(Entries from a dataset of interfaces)
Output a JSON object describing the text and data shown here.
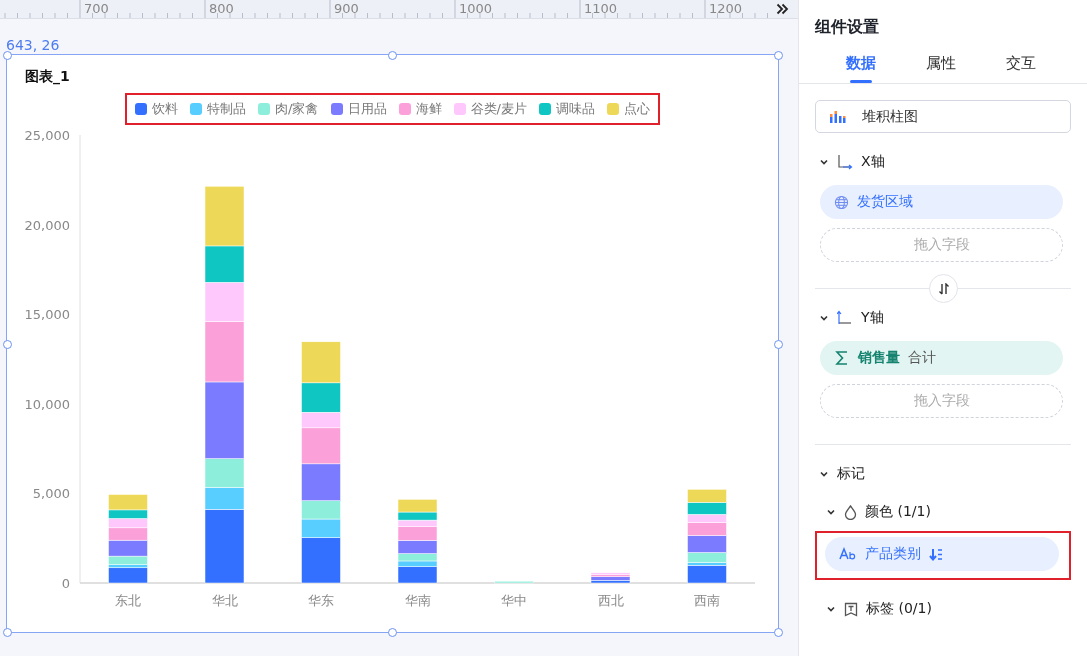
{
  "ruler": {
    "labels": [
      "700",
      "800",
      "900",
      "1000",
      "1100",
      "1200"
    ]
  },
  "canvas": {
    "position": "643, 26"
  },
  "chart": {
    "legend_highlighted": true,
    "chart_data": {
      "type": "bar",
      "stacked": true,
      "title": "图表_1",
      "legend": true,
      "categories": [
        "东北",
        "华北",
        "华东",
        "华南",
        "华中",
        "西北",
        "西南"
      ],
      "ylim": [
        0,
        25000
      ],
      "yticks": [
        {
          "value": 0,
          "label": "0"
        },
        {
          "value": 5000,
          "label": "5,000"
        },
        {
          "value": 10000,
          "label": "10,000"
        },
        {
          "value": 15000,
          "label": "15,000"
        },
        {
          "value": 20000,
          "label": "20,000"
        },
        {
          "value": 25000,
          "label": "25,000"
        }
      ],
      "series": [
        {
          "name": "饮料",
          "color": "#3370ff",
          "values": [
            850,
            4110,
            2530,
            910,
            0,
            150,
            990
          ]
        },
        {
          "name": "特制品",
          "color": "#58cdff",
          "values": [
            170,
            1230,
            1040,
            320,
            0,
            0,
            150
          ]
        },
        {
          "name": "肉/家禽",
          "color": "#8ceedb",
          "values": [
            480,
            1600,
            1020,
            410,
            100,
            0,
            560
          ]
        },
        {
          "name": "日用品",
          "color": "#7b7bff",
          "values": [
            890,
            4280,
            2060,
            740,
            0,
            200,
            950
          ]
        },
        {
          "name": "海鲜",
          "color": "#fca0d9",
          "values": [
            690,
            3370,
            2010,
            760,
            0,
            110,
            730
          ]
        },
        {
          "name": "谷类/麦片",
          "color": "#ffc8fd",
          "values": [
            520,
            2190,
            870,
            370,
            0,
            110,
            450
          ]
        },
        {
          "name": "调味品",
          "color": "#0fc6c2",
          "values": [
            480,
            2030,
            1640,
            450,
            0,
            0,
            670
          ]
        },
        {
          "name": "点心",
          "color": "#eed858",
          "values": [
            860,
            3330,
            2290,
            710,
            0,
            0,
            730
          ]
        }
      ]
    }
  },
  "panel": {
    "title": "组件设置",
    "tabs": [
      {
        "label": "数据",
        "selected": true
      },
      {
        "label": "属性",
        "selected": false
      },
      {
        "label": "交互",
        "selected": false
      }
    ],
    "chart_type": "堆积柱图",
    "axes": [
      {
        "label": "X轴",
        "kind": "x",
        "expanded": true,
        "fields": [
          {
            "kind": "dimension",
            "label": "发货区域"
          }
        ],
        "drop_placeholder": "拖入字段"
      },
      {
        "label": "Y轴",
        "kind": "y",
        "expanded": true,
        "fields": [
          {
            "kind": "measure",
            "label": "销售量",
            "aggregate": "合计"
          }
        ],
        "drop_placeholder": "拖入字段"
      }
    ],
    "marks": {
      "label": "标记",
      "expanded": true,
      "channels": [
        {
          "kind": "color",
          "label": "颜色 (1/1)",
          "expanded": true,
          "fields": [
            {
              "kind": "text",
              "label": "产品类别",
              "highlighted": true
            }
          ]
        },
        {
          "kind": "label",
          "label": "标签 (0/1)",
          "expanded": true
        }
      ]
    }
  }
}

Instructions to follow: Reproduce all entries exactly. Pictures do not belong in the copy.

Written solution:
Output a JSON object describing the text and data shown here.
{
  "ruler": {
    "labels": [
      "700",
      "800",
      "900",
      "1000",
      "1100",
      "1200"
    ]
  },
  "canvas": {
    "position": "643, 26"
  },
  "chart": {
    "legend_highlighted": true,
    "chart_data": {
      "type": "bar",
      "stacked": true,
      "title": "图表_1",
      "legend": true,
      "categories": [
        "东北",
        "华北",
        "华东",
        "华南",
        "华中",
        "西北",
        "西南"
      ],
      "ylim": [
        0,
        25000
      ],
      "yticks": [
        {
          "value": 0,
          "label": "0"
        },
        {
          "value": 5000,
          "label": "5,000"
        },
        {
          "value": 10000,
          "label": "10,000"
        },
        {
          "value": 15000,
          "label": "15,000"
        },
        {
          "value": 20000,
          "label": "20,000"
        },
        {
          "value": 25000,
          "label": "25,000"
        }
      ],
      "series": [
        {
          "name": "饮料",
          "color": "#3370ff",
          "values": [
            850,
            4110,
            2530,
            910,
            0,
            150,
            990
          ]
        },
        {
          "name": "特制品",
          "color": "#58cdff",
          "values": [
            170,
            1230,
            1040,
            320,
            0,
            0,
            150
          ]
        },
        {
          "name": "肉/家禽",
          "color": "#8ceedb",
          "values": [
            480,
            1600,
            1020,
            410,
            100,
            0,
            560
          ]
        },
        {
          "name": "日用品",
          "color": "#7b7bff",
          "values": [
            890,
            4280,
            2060,
            740,
            0,
            200,
            950
          ]
        },
        {
          "name": "海鲜",
          "color": "#fca0d9",
          "values": [
            690,
            3370,
            2010,
            760,
            0,
            110,
            730
          ]
        },
        {
          "name": "谷类/麦片",
          "color": "#ffc8fd",
          "values": [
            520,
            2190,
            870,
            370,
            0,
            110,
            450
          ]
        },
        {
          "name": "调味品",
          "color": "#0fc6c2",
          "values": [
            480,
            2030,
            1640,
            450,
            0,
            0,
            670
          ]
        },
        {
          "name": "点心",
          "color": "#eed858",
          "values": [
            860,
            3330,
            2290,
            710,
            0,
            0,
            730
          ]
        }
      ]
    }
  },
  "panel": {
    "title": "组件设置",
    "tabs": [
      {
        "label": "数据",
        "selected": true
      },
      {
        "label": "属性",
        "selected": false
      },
      {
        "label": "交互",
        "selected": false
      }
    ],
    "chart_type": "堆积柱图",
    "axes": [
      {
        "label": "X轴",
        "kind": "x",
        "expanded": true,
        "fields": [
          {
            "kind": "dimension",
            "label": "发货区域"
          }
        ],
        "drop_placeholder": "拖入字段"
      },
      {
        "label": "Y轴",
        "kind": "y",
        "expanded": true,
        "fields": [
          {
            "kind": "measure",
            "label": "销售量",
            "aggregate": "合计"
          }
        ],
        "drop_placeholder": "拖入字段"
      }
    ],
    "marks": {
      "label": "标记",
      "expanded": true,
      "channels": [
        {
          "kind": "color",
          "label": "颜色 (1/1)",
          "expanded": true,
          "fields": [
            {
              "kind": "text",
              "label": "产品类别",
              "highlighted": true
            }
          ]
        },
        {
          "kind": "label",
          "label": "标签 (0/1)",
          "expanded": true
        }
      ]
    }
  }
}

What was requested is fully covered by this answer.